▶
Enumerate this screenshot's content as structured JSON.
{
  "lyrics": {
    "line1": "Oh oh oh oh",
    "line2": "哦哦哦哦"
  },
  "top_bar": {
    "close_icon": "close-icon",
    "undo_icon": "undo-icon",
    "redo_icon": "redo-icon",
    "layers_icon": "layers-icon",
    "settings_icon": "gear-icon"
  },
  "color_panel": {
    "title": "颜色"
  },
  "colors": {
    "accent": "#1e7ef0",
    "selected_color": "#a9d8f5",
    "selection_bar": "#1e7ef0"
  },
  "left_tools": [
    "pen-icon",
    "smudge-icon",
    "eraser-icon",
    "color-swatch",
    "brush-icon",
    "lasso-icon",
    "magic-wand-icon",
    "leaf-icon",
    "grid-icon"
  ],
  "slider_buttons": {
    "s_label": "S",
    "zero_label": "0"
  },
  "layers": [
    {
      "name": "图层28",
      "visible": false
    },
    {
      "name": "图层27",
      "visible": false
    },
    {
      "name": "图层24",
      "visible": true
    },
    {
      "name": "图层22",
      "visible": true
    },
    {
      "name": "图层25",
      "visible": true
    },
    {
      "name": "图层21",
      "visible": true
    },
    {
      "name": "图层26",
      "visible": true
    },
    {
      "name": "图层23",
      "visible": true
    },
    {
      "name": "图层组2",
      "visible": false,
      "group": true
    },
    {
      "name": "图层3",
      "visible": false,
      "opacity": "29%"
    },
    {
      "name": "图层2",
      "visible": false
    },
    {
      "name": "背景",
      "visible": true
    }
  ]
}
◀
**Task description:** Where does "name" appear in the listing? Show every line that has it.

**Exercise output:**
      "name": "图层28",
      "name": "图层27",
      "name": "图层24",
      "name": "图层22",
      "name": "图层25",
      "name": "图层21",
      "name": "图层26",
      "name": "图层23",
      "name": "图层组2",
      "name": "图层3",
      "name": "图层2",
      "name": "背景",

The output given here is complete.